== Segment start ==

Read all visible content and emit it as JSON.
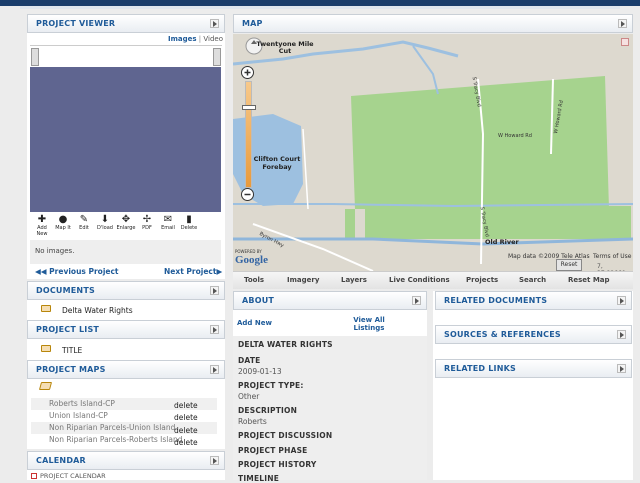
{
  "colors": {
    "accent": "#1f5b99",
    "topbar": "#1a3d6b",
    "viewer_bg": "#5f6590",
    "map_green": "#a6d38e",
    "map_water": "#9dc0e0"
  },
  "viewer": {
    "title": "PROJECT VIEWER",
    "images_link": "Images",
    "separator": "|",
    "video_link": "Video",
    "no_images": "No images.",
    "prev": "Previous Project",
    "next": "Next Project",
    "toolbar": [
      {
        "label": "Add New",
        "icon": "plus-icon"
      },
      {
        "label": "Map It",
        "icon": "globe-icon"
      },
      {
        "label": "Edit",
        "icon": "edit-icon"
      },
      {
        "label": "D'load",
        "icon": "download-icon"
      },
      {
        "label": "Enlarge",
        "icon": "enlarge-icon"
      },
      {
        "label": "PDF",
        "icon": "pdf-icon"
      },
      {
        "label": "Email",
        "icon": "email-icon"
      },
      {
        "label": "Delete",
        "icon": "trash-icon"
      }
    ]
  },
  "documents": {
    "title": "DOCUMENTS",
    "items": [
      "Delta Water Rights"
    ]
  },
  "project_list": {
    "title": "PROJECT LIST",
    "items": [
      "TITLE"
    ]
  },
  "project_maps": {
    "title": "PROJECT MAPS",
    "rows": [
      {
        "name": "Roberts Island-CP",
        "action": "delete"
      },
      {
        "name": "Union Island-CP",
        "action": "delete"
      },
      {
        "name": "Non Riparian Parcels-Union Island",
        "action": "delete"
      },
      {
        "name": "Non Riparian Parcels-Roberts Island",
        "action": "delete"
      }
    ]
  },
  "calendar": {
    "title": "CALENDAR",
    "item": "PROJECT CALENDAR"
  },
  "map": {
    "title": "MAP",
    "places": [
      "Twentyone Mile Cut",
      "Clifton Court Forebay",
      "Old River",
      "W Howard Rd",
      "Byron Hwy"
    ],
    "road_labels": [
      "S Tracy Blvd",
      "W Howard Rd",
      "S Tracy Blvd"
    ],
    "attribution": "Map data ©2009 Tele Atlas",
    "terms": "Terms of Use",
    "coords": "7, 37.82660",
    "reset": "Reset",
    "powered_by": "POWERED BY",
    "google": "Google",
    "tabs": [
      "Tools",
      "Imagery",
      "Layers",
      "Live Conditions",
      "Projects",
      "Search",
      "Reset Map"
    ]
  },
  "about": {
    "title": "ABOUT",
    "add_new": "Add New",
    "view_all": "View All Listings",
    "project_name": "DELTA WATER RIGHTS",
    "date_label": "DATE",
    "date": "2009-01-13",
    "type_label": "PROJECT TYPE:",
    "type": "Other",
    "desc_label": "DESCRIPTION",
    "desc": "Roberts",
    "discussion_label": "PROJECT DISCUSSION",
    "phase_label": "PROJECT PHASE",
    "history_label": "PROJECT HISTORY",
    "timeline_label": "TIMELINE"
  },
  "related": {
    "documents": "RELATED DOCUMENTS",
    "sources": "SOURCES & REFERENCES",
    "links": "RELATED LINKS"
  }
}
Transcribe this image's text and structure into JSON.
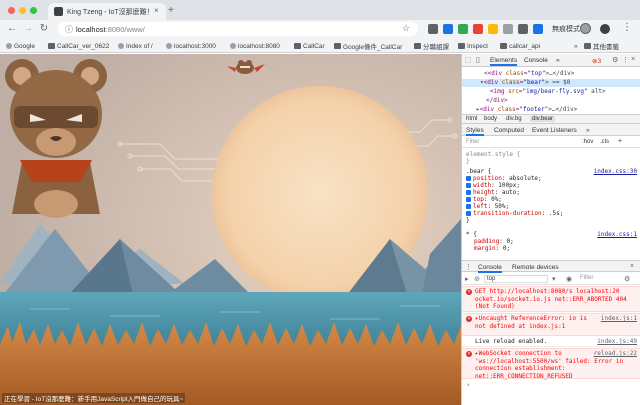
{
  "window": {
    "tab_title": "King Tzeng - IoT沒那麼難！新手",
    "new_tab_symbol": "+",
    "close_symbol": "×"
  },
  "nav": {
    "back": "←",
    "forward": "→",
    "reload": "↻",
    "url_host": "localhost",
    "url_path": ":8080/www/",
    "profile_label": "無痕模式",
    "menu": "⋮",
    "lock": "ⓘ",
    "star": "☆"
  },
  "bookmarks": {
    "items": [
      "Google",
      "CallCar_ver_0622",
      "Index of /",
      "localhost:3000",
      "localhost:8080",
      "CallCar",
      "Google條件_CallCar",
      "分職組課",
      "Inspect",
      "callcar_api"
    ],
    "more": "»",
    "other": "其他書籤"
  },
  "page": {
    "ticker": "正在學習 - IoT沒那麼難：新手用JavaScript入門做自己的玩具~",
    "colors": {
      "sky": "#cfbfb5",
      "sun": "#f6d8b6",
      "sun_glow": "#f1c9a3",
      "mountain_back": "#8ea5b5",
      "mountain_front": "#5c7d93",
      "water": "#4c93a9",
      "grass": "#c77a3a",
      "bear": "#8b6240",
      "cape": "#b5421a"
    }
  },
  "devtools": {
    "tabs": [
      "Elements",
      "Console",
      "»"
    ],
    "error_count": "3",
    "close": "×",
    "elements": [
      {
        "indent": 2,
        "tag_open": "<div ",
        "attr": "class",
        "val": "\"top\"",
        "text": ">…</div>"
      },
      {
        "indent": 2,
        "tag_open": "▾<div ",
        "attr": "class",
        "val": "\"bear\"",
        "text": "> == $0",
        "selected": true
      },
      {
        "indent": 3,
        "tag_open": "<img ",
        "attr": "src",
        "val": "\"img/bear-fly.svg\"",
        "text": " alt>"
      },
      {
        "indent": 2,
        "tag_open": "</div>",
        "attr": "",
        "val": "",
        "text": ""
      },
      {
        "indent": 1,
        "tag_open": "▸<div ",
        "attr": "class",
        "val": "\"footer\"",
        "text": ">…</div>"
      }
    ],
    "breadcrumbs": [
      "html",
      "body",
      "div.bg",
      "div.bear"
    ],
    "style_tabs": [
      "Styles",
      "Computed",
      "Event Listeners",
      "»"
    ],
    "filter_placeholder": "Filter",
    "filter_tools": [
      ":hov",
      ".cls",
      "+"
    ],
    "element_style": [
      "element.style {",
      "}"
    ],
    "rule": {
      "selector": ".bear {",
      "source": "index.css:30",
      "props": [
        {
          "name": "position",
          "value": "absolute;"
        },
        {
          "name": "width",
          "value": "100px;"
        },
        {
          "name": "height",
          "value": "auto;"
        },
        {
          "name": "top",
          "value": "0%;"
        },
        {
          "name": "left",
          "value": "50%;"
        },
        {
          "name": "transition-duration",
          "value": ".5s;"
        }
      ],
      "close": "}"
    },
    "rule2": {
      "selector": "* {",
      "source": "index.css:1",
      "props": [
        {
          "name": "padding",
          "value": "0;"
        },
        {
          "name": "margin",
          "value": "0;"
        }
      ]
    },
    "drawer_tabs": [
      "Console",
      "Remote devices"
    ],
    "context": "top",
    "console_filter": "Filter",
    "messages": [
      {
        "type": "err",
        "text": "GET http://localhost:8080/s localhost:20 ocket.io/socket.io.js net::ERR_ABORTED 404 (Not Found)",
        "source": ""
      },
      {
        "type": "err",
        "text": "▸Uncaught ReferenceError: io is not defined  at index.js:1",
        "source": "index.js:1"
      },
      {
        "type": "log",
        "text": "Live reload enabled.",
        "source": "index.js:49"
      },
      {
        "type": "err",
        "text": "▸WebSocket connection to 'ws://localhost:5500/ws' failed: Error in connection establishment: net::ERR_CONNECTION_REFUSED",
        "source": "reload.js:22"
      }
    ],
    "prompt": "›"
  }
}
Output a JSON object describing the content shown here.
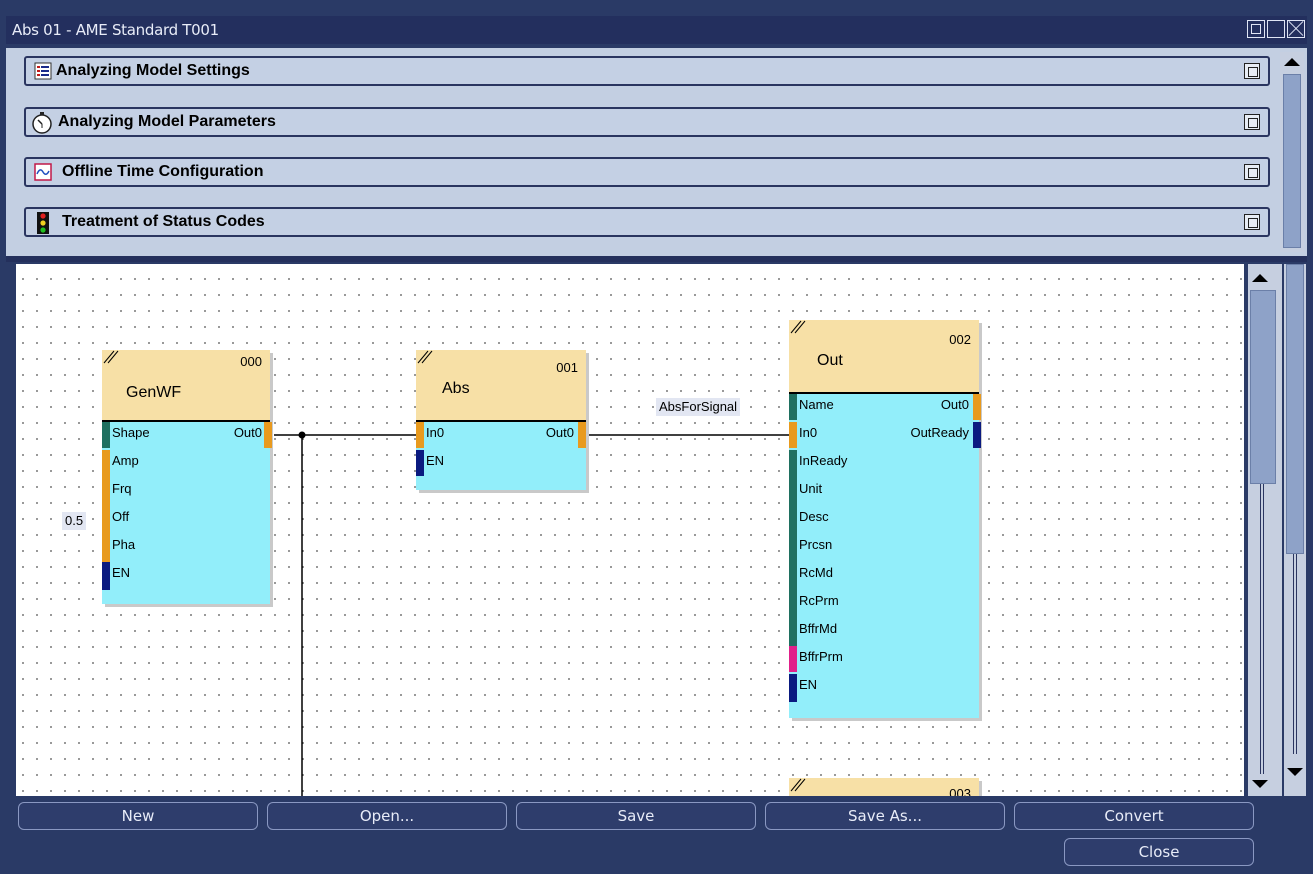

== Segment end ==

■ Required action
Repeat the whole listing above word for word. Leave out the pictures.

■ Response box
Read all visible content and emit it as JSON.
{
  "colors": {
    "accent": "#1f5b99",
    "topbar": "#1a3d6b",
    "viewer_bg": "#5f6590",
    "map_green": "#a6d38e",
    "map_water": "#9dc0e0"
  },
  "viewer": {
    "title": "PROJECT VIEWER",
    "images_link": "Images",
    "separator": "|",
    "video_link": "Video",
    "no_images": "No images.",
    "prev": "Previous Project",
    "next": "Next Project",
    "toolbar": [
      {
        "label": "Add New",
        "icon": "plus-icon"
      },
      {
        "label": "Map It",
        "icon": "globe-icon"
      },
      {
        "label": "Edit",
        "icon": "edit-icon"
      },
      {
        "label": "D'load",
        "icon": "download-icon"
      },
      {
        "label": "Enlarge",
        "icon": "enlarge-icon"
      },
      {
        "label": "PDF",
        "icon": "pdf-icon"
      },
      {
        "label": "Email",
        "icon": "email-icon"
      },
      {
        "label": "Delete",
        "icon": "trash-icon"
      }
    ]
  },
  "documents": {
    "title": "DOCUMENTS",
    "items": [
      "Delta Water Rights"
    ]
  },
  "project_list": {
    "title": "PROJECT LIST",
    "items": [
      "TITLE"
    ]
  },
  "project_maps": {
    "title": "PROJECT MAPS",
    "rows": [
      {
        "name": "Roberts Island-CP",
        "action": "delete"
      },
      {
        "name": "Union Island-CP",
        "action": "delete"
      },
      {
        "name": "Non Riparian Parcels-Union Island",
        "action": "delete"
      },
      {
        "name": "Non Riparian Parcels-Roberts Island",
        "action": "delete"
      }
    ]
  },
  "calendar": {
    "title": "CALENDAR",
    "item": "PROJECT CALENDAR"
  },
  "map": {
    "title": "MAP",
    "places": [
      "Twentyone Mile Cut",
      "Clifton Court Forebay",
      "Old River",
      "W Howard Rd",
      "Byron Hwy"
    ],
    "road_labels": [
      "S Tracy Blvd",
      "W Howard Rd",
      "S Tracy Blvd"
    ],
    "attribution": "Map data ©2009 Tele Atlas",
    "terms": "Terms of Use",
    "coords": "7, 37.82660",
    "reset": "Reset",
    "powered_by": "POWERED BY",
    "google": "Google",
    "tabs": [
      "Tools",
      "Imagery",
      "Layers",
      "Live Conditions",
      "Projects",
      "Search",
      "Reset Map"
    ]
  },
  "about": {
    "title": "ABOUT",
    "add_new": "Add New",
    "view_all": "View All Listings",
    "project_name": "DELTA WATER RIGHTS",
    "date_label": "DATE",
    "date": "2009-01-13",
    "type_label": "PROJECT TYPE:",
    "type": "Other",
    "desc_label": "DESCRIPTION",
    "desc": "Roberts",
    "discussion_label": "PROJECT DISCUSSION",
    "phase_label": "PROJECT PHASE",
    "history_label": "PROJECT HISTORY",
    "timeline_label": "TIMELINE"
  },
  "related": {
    "documents": "RELATED DOCUMENTS",
    "sources": "SOURCES & REFERENCES",
    "links": "RELATED LINKS"
  }
}
Transcribe this image's text and structure into JSON.
{
  "window": {
    "tab_title": "King Tzeng - IoT沒那麼難！新手",
    "new_tab_symbol": "+",
    "close_symbol": "×"
  },
  "nav": {
    "back": "←",
    "forward": "→",
    "reload": "↻",
    "url_host": "localhost",
    "url_path": ":8080/www/",
    "profile_label": "無痕模式",
    "menu": "⋮",
    "lock": "ⓘ",
    "star": "☆"
  },
  "bookmarks": {
    "items": [
      "Google",
      "CallCar_ver_0622",
      "Index of /",
      "localhost:3000",
      "localhost:8080",
      "CallCar",
      "Google條件_CallCar",
      "分職組課",
      "Inspect",
      "callcar_api"
    ],
    "more": "»",
    "other": "其他書籤"
  },
  "page": {
    "ticker": "正在學習 - IoT沒那麼難：新手用JavaScript入門做自己的玩具~",
    "colors": {
      "sky": "#cfbfb5",
      "sun": "#f6d8b6",
      "sun_glow": "#f1c9a3",
      "mountain_back": "#8ea5b5",
      "mountain_front": "#5c7d93",
      "water": "#4c93a9",
      "grass": "#c77a3a",
      "bear": "#8b6240",
      "cape": "#b5421a"
    }
  },
  "devtools": {
    "tabs": [
      "Elements",
      "Console",
      "»"
    ],
    "error_count": "3",
    "close": "×",
    "elements": [
      {
        "indent": 2,
        "tag_open": "<div ",
        "attr": "class",
        "val": "\"top\"",
        "text": ">…</div>"
      },
      {
        "indent": 2,
        "tag_open": "▾<div ",
        "attr": "class",
        "val": "\"bear\"",
        "text": "> == $0",
        "selected": true
      },
      {
        "indent": 3,
        "tag_open": "<img ",
        "attr": "src",
        "val": "\"img/bear-fly.svg\"",
        "text": " alt>"
      },
      {
        "indent": 2,
        "tag_open": "</div>",
        "attr": "",
        "val": "",
        "text": ""
      },
      {
        "indent": 1,
        "tag_open": "▸<div ",
        "attr": "class",
        "val": "\"footer\"",
        "text": ">…</div>"
      }
    ],
    "breadcrumbs": [
      "html",
      "body",
      "div.bg",
      "div.bear"
    ],
    "style_tabs": [
      "Styles",
      "Computed",
      "Event Listeners",
      "»"
    ],
    "filter_placeholder": "Filter",
    "filter_tools": [
      ":hov",
      ".cls",
      "+"
    ],
    "element_style": [
      "element.style {",
      "}"
    ],
    "rule": {
      "selector": ".bear {",
      "source": "index.css:30",
      "props": [
        {
          "name": "position",
          "value": "absolute;"
        },
        {
          "name": "width",
          "value": "100px;"
        },
        {
          "name": "height",
          "value": "auto;"
        },
        {
          "name": "top",
          "value": "0%;"
        },
        {
          "name": "left",
          "value": "50%;"
        },
        {
          "name": "transition-duration",
          "value": ".5s;"
        }
      ],
      "close": "}"
    },
    "rule2": {
      "selector": "* {",
      "source": "index.css:1",
      "props": [
        {
          "name": "padding",
          "value": "0;"
        },
        {
          "name": "margin",
          "value": "0;"
        }
      ]
    },
    "drawer_tabs": [
      "Console",
      "Remote devices"
    ],
    "context": "top",
    "console_filter": "Filter",
    "messages": [
      {
        "type": "err",
        "text": "GET http://localhost:8080/s localhost:20 ocket.io/socket.io.js net::ERR_ABORTED 404 (Not Found)",
        "source": ""
      },
      {
        "type": "err",
        "text": "▸Uncaught ReferenceError: io is not defined  at index.js:1",
        "source": "index.js:1"
      },
      {
        "type": "log",
        "text": "Live reload enabled.",
        "source": "index.js:49"
      },
      {
        "type": "err",
        "text": "▸WebSocket connection to 'ws://localhost:5500/ws' failed: Error in connection establishment: net::ERR_CONNECTION_REFUSED",
        "source": "reload.js:22"
      }
    ],
    "prompt": "›"
  }
}
Output a JSON object describing the content shown here.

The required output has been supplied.